You currently have JavaScript disabled on this browser/device. JavaScript must be enabled in order for this website to function properly.

ZingPath: Inner Product and Linear Dependence

Linear Dependence of Vectors

Searching for

Inner Product and Linear Dependence

Learn in a way your textbook can't show you.
Explore the full path to learning Inner Product and Linear Dependence

Lesson Focus

Linear Dependence of Vectors

Algebra-2

Learning Made Easy

You will learn about linear independence, linear dependence, and linear combinations of vectors.

Over 1,200 Lessons: Get a Free Trial | Enroll Today

Now You Know

After completing this tutorial, you will be able to complete the following:

  • Know the definition of linear dependence and independence of two vectors.
  • Determine whether any two given vectors are linearly dependent or independent.
  • Understand that three distinct vectors in the plane must be linearly dependent.
  • Know that any vector in the plane can be written as a linear combination of a given pair of linearly independent vectors.

Everything You'll Have Covered

Recall that vectors are quantities consisting of direction and magnitude. They are represented in the plane by directed line segments, and written algebraically using Cartesian coordinates. First, consider a car that travels 50 miles due north, turns, and then travels east for 50 more miles. This situation is depicted using vectors below:

At the end of its journey, the car stops at point (50, 50), which is approximately 70.71 miles from the car's starting point and in the northeast direction. This is a vector quantity, since it consists of both length (approximately 70.71 miles) and direction (northeast). While it is true that the car is approximately 70.71 miles away from its starting point and in the northeast direction, this is not necessary information. A person would know the location of the car just by knowing that the car traveled 50 miles north and then 50 miles east.
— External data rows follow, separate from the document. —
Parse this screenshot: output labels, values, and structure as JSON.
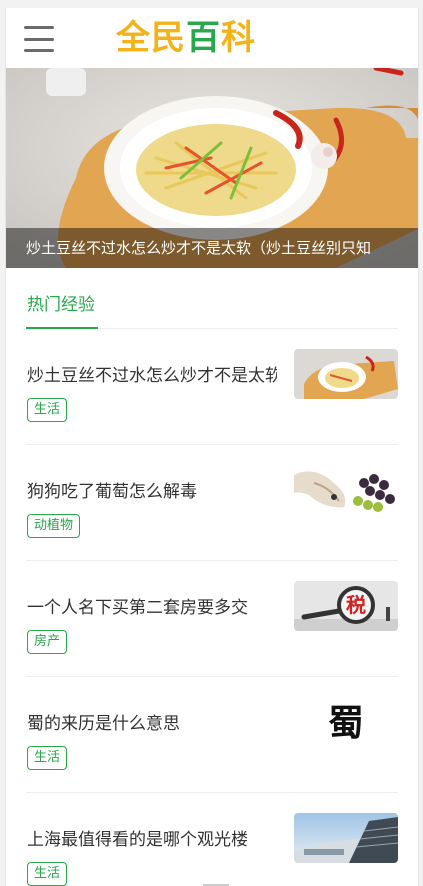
{
  "header": {
    "logo_part1": "全民",
    "logo_part2": "百",
    "logo_part3": "科"
  },
  "banner": {
    "caption": "炒土豆丝不过水怎么炒才不是太软（炒土豆丝别只知"
  },
  "tabs": {
    "hot_label": "热门经验"
  },
  "list": [
    {
      "title": "炒土豆丝不过水怎么炒才不是太软",
      "tag": "生活",
      "thumb": "potato-dish"
    },
    {
      "title": "狗狗吃了葡萄怎么解毒",
      "tag": "动植物",
      "thumb": "dog-grapes"
    },
    {
      "title": "一个人名下买第二套房要多交",
      "tag": "房产",
      "thumb": "tax-magnifier"
    },
    {
      "title": "蜀的来历是什么意思",
      "tag": "生活",
      "thumb": "shu-character"
    },
    {
      "title": "上海最值得看的是哪个观光楼",
      "tag": "生活",
      "thumb": "building-photo"
    }
  ],
  "thumb_texts": {
    "tax": "税",
    "shu": "蜀"
  },
  "colors": {
    "accent": "#26a84b",
    "logo_yellow": "#f2b31a"
  }
}
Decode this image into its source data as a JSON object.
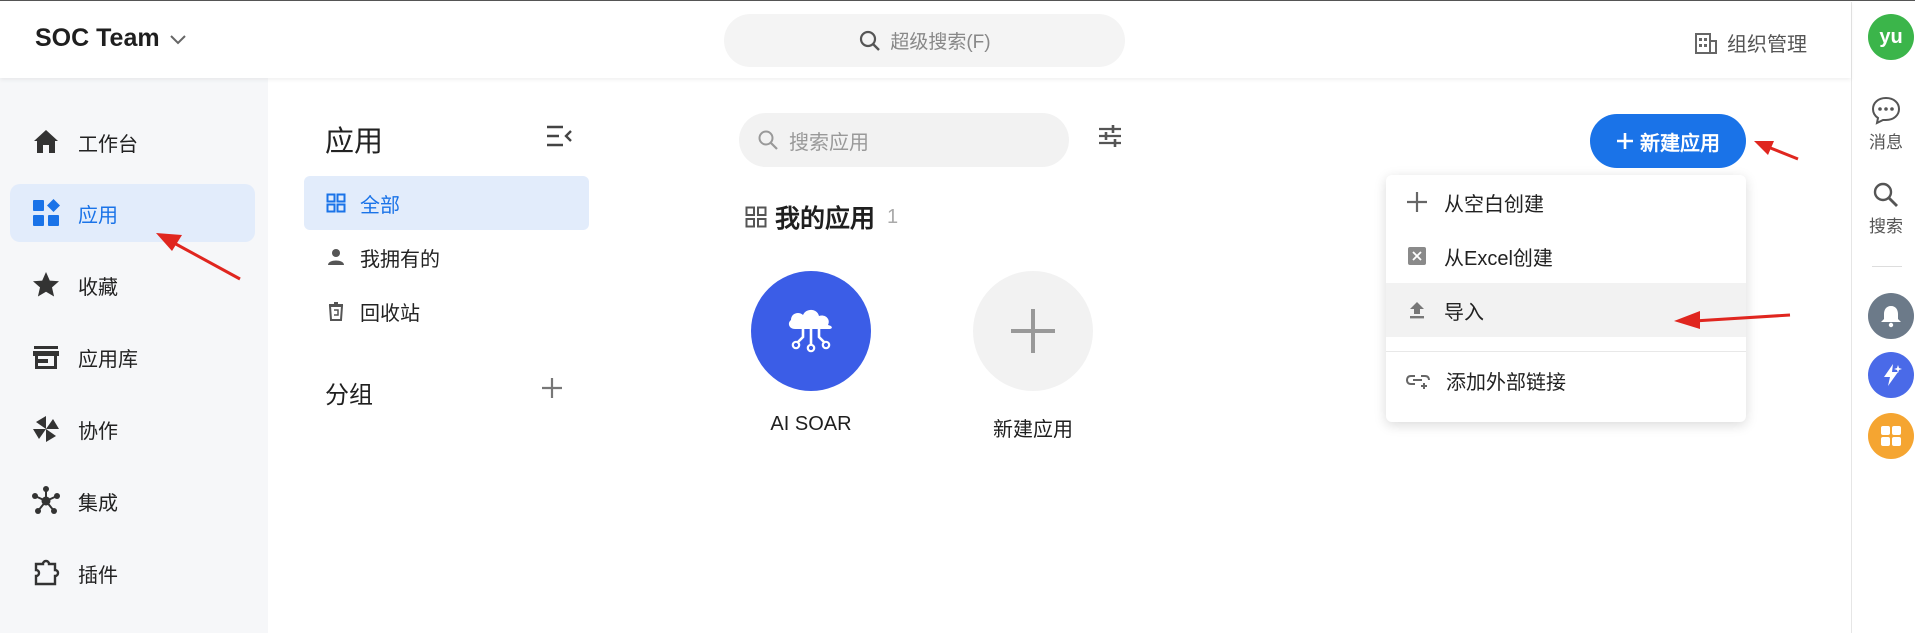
{
  "header": {
    "team_name": "SOC Team",
    "super_search_placeholder": "超级搜索(F)",
    "org_manage_label": "组织管理"
  },
  "rail": {
    "avatar_text": "yu",
    "messages_label": "消息",
    "search_label": "搜索"
  },
  "sidebar": {
    "items": [
      {
        "label": "工作台",
        "icon": "home-icon"
      },
      {
        "label": "应用",
        "icon": "apps-icon",
        "active": true
      },
      {
        "label": "收藏",
        "icon": "star-icon"
      },
      {
        "label": "应用库",
        "icon": "store-icon"
      },
      {
        "label": "协作",
        "icon": "collaboration-icon"
      },
      {
        "label": "集成",
        "icon": "integration-icon"
      },
      {
        "label": "插件",
        "icon": "plugin-icon"
      }
    ]
  },
  "apps_panel": {
    "title": "应用",
    "items": [
      {
        "label": "全部",
        "active": true
      },
      {
        "label": "我拥有的"
      },
      {
        "label": "回收站"
      }
    ],
    "group_title": "分组"
  },
  "main": {
    "search_placeholder": "搜索应用",
    "section_title": "我的应用",
    "section_count": "1",
    "apps": [
      {
        "label": "AI SOAR",
        "color": "#3b5de7"
      },
      {
        "label": "新建应用"
      }
    ],
    "new_button_label": "新建应用"
  },
  "dropdown": {
    "items": [
      {
        "label": "从空白创建",
        "icon": "plus-icon"
      },
      {
        "label": "从Excel创建",
        "icon": "excel-icon"
      },
      {
        "label": "导入",
        "icon": "upload-icon"
      },
      {
        "label": "添加外部链接",
        "icon": "link-icon"
      }
    ]
  },
  "colors": {
    "accent": "#1a73e8",
    "active_bg": "#e2ecfb",
    "annotation_arrow": "#e0261f",
    "avatar": "#3bb54a"
  }
}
In this example, the "50 miles north" vector and the "50 miles east" vector are linearly independent-neither vector can be described in terms of the other. The "70.71 miles northeast" vector is a linear combination of the other two vectors-it can be written as the sum of scalar multiples of the two vectors (in this case the scalars are both 1). Thus, the set of three vectors together is said to be linearly dependent because one of the vectors is superfluous.

We can formalize these ideas in the following definitions:

Tutorial Details

Approximate Time 20 Minutes
Pre-requisite Concepts Students should know scalar multiplication of a vector by a real number and the addition of vectors.
Course Algebra-2
Type of Tutorial Concept Development
Key Vocabulary linear combination, linear dependence of vectors, linear independence of vectors